Work instructions: Whenever "rest" occurs in a line of the material, list that line.

━━ Input for this task

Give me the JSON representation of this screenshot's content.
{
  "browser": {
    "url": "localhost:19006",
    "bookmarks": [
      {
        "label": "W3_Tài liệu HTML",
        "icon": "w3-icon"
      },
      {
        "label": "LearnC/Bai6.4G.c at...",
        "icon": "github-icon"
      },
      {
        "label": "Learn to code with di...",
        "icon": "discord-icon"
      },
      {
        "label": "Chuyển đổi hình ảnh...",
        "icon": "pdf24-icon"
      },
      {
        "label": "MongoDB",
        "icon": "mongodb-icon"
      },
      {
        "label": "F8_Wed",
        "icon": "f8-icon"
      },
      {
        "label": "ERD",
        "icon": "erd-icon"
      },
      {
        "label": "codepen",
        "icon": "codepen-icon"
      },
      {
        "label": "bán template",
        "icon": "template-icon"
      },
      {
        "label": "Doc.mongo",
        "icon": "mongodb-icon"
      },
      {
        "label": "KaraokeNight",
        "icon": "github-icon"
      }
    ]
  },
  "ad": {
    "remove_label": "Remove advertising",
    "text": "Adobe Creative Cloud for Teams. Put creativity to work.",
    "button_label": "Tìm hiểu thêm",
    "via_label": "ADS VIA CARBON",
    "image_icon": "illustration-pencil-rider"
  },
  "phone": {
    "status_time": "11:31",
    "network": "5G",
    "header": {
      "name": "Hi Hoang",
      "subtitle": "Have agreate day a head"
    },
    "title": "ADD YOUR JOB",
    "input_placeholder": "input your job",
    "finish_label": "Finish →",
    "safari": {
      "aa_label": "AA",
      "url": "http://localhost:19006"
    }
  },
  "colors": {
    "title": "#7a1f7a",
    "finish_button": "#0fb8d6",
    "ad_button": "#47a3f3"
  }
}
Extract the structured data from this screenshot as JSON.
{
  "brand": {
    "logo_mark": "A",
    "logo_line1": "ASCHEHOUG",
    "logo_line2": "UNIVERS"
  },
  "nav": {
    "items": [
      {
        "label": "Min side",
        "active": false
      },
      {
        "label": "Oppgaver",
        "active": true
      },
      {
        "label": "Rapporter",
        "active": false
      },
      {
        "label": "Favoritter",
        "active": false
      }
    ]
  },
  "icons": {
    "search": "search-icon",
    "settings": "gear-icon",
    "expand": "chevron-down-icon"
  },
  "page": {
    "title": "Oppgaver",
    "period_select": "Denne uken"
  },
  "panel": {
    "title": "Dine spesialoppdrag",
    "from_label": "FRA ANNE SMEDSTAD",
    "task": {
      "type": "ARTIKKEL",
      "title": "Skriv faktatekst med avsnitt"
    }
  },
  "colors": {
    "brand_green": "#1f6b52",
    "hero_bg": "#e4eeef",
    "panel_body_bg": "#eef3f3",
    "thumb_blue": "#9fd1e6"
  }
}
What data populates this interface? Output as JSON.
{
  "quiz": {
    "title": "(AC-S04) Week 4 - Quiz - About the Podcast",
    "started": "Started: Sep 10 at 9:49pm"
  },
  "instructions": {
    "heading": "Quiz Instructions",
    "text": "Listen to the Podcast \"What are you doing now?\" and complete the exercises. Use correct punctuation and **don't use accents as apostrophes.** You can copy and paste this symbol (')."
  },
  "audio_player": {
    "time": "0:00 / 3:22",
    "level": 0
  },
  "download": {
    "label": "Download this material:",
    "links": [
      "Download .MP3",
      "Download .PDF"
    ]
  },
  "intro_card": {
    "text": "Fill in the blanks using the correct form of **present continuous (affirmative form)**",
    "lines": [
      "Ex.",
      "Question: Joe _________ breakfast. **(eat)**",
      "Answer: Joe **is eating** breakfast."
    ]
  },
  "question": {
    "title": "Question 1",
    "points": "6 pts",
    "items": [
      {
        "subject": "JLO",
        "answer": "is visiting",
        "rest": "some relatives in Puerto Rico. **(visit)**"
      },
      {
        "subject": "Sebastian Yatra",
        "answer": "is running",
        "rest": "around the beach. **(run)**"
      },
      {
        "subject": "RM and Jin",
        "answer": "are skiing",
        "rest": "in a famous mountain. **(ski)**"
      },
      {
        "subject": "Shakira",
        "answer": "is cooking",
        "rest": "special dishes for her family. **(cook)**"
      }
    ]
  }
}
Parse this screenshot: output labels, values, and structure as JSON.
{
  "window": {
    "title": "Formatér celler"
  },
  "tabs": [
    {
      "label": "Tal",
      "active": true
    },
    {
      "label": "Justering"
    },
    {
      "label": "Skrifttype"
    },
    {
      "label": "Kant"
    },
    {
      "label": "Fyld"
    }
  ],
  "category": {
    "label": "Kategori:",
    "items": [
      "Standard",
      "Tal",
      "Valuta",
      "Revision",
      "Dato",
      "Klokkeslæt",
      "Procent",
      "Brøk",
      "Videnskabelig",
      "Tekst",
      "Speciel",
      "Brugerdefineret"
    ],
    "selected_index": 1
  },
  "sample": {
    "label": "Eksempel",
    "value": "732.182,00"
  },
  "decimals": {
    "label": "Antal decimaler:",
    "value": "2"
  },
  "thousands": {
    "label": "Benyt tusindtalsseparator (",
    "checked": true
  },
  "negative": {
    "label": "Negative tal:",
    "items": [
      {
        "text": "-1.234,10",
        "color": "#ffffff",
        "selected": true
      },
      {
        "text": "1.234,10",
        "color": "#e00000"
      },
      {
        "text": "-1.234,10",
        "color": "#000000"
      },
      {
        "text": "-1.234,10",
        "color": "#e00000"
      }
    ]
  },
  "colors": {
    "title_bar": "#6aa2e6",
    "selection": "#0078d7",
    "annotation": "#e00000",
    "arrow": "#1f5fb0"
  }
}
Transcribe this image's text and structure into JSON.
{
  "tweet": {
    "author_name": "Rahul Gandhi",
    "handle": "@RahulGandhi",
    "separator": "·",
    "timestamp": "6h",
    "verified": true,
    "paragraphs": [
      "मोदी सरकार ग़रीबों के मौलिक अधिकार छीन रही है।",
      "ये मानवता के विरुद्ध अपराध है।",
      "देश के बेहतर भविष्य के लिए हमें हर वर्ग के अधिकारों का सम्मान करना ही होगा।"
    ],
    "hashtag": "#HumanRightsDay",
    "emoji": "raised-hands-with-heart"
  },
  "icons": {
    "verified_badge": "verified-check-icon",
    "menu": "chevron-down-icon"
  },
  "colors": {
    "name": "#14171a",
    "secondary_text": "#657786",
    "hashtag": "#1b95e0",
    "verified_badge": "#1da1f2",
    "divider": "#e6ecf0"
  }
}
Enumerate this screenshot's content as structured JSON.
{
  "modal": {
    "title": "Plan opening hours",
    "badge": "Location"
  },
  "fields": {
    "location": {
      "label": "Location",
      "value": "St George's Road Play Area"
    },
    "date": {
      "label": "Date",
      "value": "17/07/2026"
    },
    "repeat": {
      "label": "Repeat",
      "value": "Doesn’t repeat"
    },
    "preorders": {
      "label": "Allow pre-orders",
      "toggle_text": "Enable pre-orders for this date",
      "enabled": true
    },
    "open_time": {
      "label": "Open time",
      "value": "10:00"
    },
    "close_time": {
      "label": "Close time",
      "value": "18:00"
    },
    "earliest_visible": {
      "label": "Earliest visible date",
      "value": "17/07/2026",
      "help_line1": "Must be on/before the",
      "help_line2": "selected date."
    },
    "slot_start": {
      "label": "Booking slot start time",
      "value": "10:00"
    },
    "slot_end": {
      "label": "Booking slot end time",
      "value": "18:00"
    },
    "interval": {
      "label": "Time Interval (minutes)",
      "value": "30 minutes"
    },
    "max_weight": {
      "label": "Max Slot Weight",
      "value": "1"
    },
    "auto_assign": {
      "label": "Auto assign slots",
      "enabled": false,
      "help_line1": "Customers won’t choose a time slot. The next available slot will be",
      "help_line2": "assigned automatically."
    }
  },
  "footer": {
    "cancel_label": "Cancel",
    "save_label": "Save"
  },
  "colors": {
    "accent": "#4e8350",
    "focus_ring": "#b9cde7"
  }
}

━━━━

Task result:
        "rest": "some relatives in Puerto Rico. **(visit)**"
        "rest": "around the beach. **(run)**"
        "rest": "in a famous mountain. **(ski)**"
        "rest": "special dishes for her family. **(cook)**"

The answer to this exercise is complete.